▸ The records
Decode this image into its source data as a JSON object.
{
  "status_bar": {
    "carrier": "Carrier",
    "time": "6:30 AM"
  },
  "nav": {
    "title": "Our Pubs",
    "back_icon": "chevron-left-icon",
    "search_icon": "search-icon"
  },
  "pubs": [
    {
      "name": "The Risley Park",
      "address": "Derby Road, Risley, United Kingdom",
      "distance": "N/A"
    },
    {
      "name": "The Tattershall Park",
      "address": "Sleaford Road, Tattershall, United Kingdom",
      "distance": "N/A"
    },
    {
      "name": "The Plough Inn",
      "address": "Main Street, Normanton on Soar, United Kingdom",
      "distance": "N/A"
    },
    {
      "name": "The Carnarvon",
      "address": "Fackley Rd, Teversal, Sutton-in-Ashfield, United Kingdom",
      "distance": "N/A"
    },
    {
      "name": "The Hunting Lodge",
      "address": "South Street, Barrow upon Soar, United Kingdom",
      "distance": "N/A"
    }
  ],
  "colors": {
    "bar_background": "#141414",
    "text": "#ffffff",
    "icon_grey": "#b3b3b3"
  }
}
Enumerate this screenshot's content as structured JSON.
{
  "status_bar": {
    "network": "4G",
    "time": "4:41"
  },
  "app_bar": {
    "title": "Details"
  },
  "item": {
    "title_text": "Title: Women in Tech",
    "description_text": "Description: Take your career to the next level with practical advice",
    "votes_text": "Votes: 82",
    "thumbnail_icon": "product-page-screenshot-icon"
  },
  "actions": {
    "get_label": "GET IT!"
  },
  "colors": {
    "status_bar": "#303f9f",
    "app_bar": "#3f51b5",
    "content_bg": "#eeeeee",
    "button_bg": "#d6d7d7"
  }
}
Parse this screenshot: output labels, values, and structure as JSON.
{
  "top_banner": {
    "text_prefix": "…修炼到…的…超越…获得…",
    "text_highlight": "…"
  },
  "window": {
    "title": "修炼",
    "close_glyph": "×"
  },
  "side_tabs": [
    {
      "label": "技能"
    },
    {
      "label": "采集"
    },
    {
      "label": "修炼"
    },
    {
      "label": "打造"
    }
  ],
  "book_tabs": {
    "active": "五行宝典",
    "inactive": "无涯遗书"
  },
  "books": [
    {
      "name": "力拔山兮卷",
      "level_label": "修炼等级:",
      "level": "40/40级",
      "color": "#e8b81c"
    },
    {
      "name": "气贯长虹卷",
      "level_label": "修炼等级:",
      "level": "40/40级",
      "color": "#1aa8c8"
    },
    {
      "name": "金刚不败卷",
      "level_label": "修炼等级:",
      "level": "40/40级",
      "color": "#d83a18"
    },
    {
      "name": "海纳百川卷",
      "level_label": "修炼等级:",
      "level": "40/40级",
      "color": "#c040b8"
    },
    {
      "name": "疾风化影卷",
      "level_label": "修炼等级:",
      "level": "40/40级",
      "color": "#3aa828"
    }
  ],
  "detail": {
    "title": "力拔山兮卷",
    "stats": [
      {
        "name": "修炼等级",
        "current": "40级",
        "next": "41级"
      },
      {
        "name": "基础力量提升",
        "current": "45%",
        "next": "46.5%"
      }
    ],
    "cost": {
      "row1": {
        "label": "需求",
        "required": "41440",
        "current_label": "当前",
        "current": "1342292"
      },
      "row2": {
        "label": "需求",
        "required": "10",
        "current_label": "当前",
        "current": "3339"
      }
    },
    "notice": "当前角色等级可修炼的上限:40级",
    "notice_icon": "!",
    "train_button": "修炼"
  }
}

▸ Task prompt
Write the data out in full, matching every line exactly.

▸ Answer below
Decode this image into its source data as a JSON object.
{
  "status_bar": {
    "carrier": "Carrier",
    "time": "6:30 AM"
  },
  "nav": {
    "title": "Our Pubs",
    "back_icon": "chevron-left-icon",
    "search_icon": "search-icon"
  },
  "pubs": [
    {
      "name": "The Risley Park",
      "address": "Derby Road, Risley, United Kingdom",
      "distance": "N/A"
    },
    {
      "name": "The Tattershall Park",
      "address": "Sleaford Road, Tattershall, United Kingdom",
      "distance": "N/A"
    },
    {
      "name": "The Plough Inn",
      "address": "Main Street, Normanton on Soar, United Kingdom",
      "distance": "N/A"
    },
    {
      "name": "The Carnarvon",
      "address": "Fackley Rd, Teversal, Sutton-in-Ashfield, United Kingdom",
      "distance": "N/A"
    },
    {
      "name": "The Hunting Lodge",
      "address": "South Street, Barrow upon Soar, United Kingdom",
      "distance": "N/A"
    }
  ],
  "colors": {
    "bar_background": "#141414",
    "text": "#ffffff",
    "icon_grey": "#b3b3b3"
  }
}
Enumerate this screenshot's content as structured JSON.
{
  "status_bar": {
    "network": "4G",
    "time": "4:41"
  },
  "app_bar": {
    "title": "Details"
  },
  "item": {
    "title_text": "Title: Women in Tech",
    "description_text": "Description: Take your career to the next level with practical advice",
    "votes_text": "Votes: 82",
    "thumbnail_icon": "product-page-screenshot-icon"
  },
  "actions": {
    "get_label": "GET IT!"
  },
  "colors": {
    "status_bar": "#303f9f",
    "app_bar": "#3f51b5",
    "content_bg": "#eeeeee",
    "button_bg": "#d6d7d7"
  }
}
Parse this screenshot: output labels, values, and structure as JSON.
{
  "top_banner": {
    "text_prefix": "…修炼到…的…超越…获得…",
    "text_highlight": "…"
  },
  "window": {
    "title": "修炼",
    "close_glyph": "×"
  },
  "side_tabs": [
    {
      "label": "技能"
    },
    {
      "label": "采集"
    },
    {
      "label": "修炼"
    },
    {
      "label": "打造"
    }
  ],
  "book_tabs": {
    "active": "五行宝典",
    "inactive": "无涯遗书"
  },
  "books": [
    {
      "name": "力拔山兮卷",
      "level_label": "修炼等级:",
      "level": "40/40级",
      "color": "#e8b81c"
    },
    {
      "name": "气贯长虹卷",
      "level_label": "修炼等级:",
      "level": "40/40级",
      "color": "#1aa8c8"
    },
    {
      "name": "金刚不败卷",
      "level_label": "修炼等级:",
      "level": "40/40级",
      "color": "#d83a18"
    },
    {
      "name": "海纳百川卷",
      "level_label": "修炼等级:",
      "level": "40/40级",
      "color": "#c040b8"
    },
    {
      "name": "疾风化影卷",
      "level_label": "修炼等级:",
      "level": "40/40级",
      "color": "#3aa828"
    }
  ],
  "detail": {
    "title": "力拔山兮卷",
    "stats": [
      {
        "name": "修炼等级",
        "current": "40级",
        "next": "41级"
      },
      {
        "name": "基础力量提升",
        "current": "45%",
        "next": "46.5%"
      }
    ],
    "cost": {
      "row1": {
        "label": "需求",
        "required": "41440",
        "current_label": "当前",
        "current": "1342292"
      },
      "row2": {
        "label": "需求",
        "required": "10",
        "current_label": "当前",
        "current": "3339"
      }
    },
    "notice": "当前角色等级可修炼的上限:40级",
    "notice_icon": "!",
    "train_button": "修炼"
  }
}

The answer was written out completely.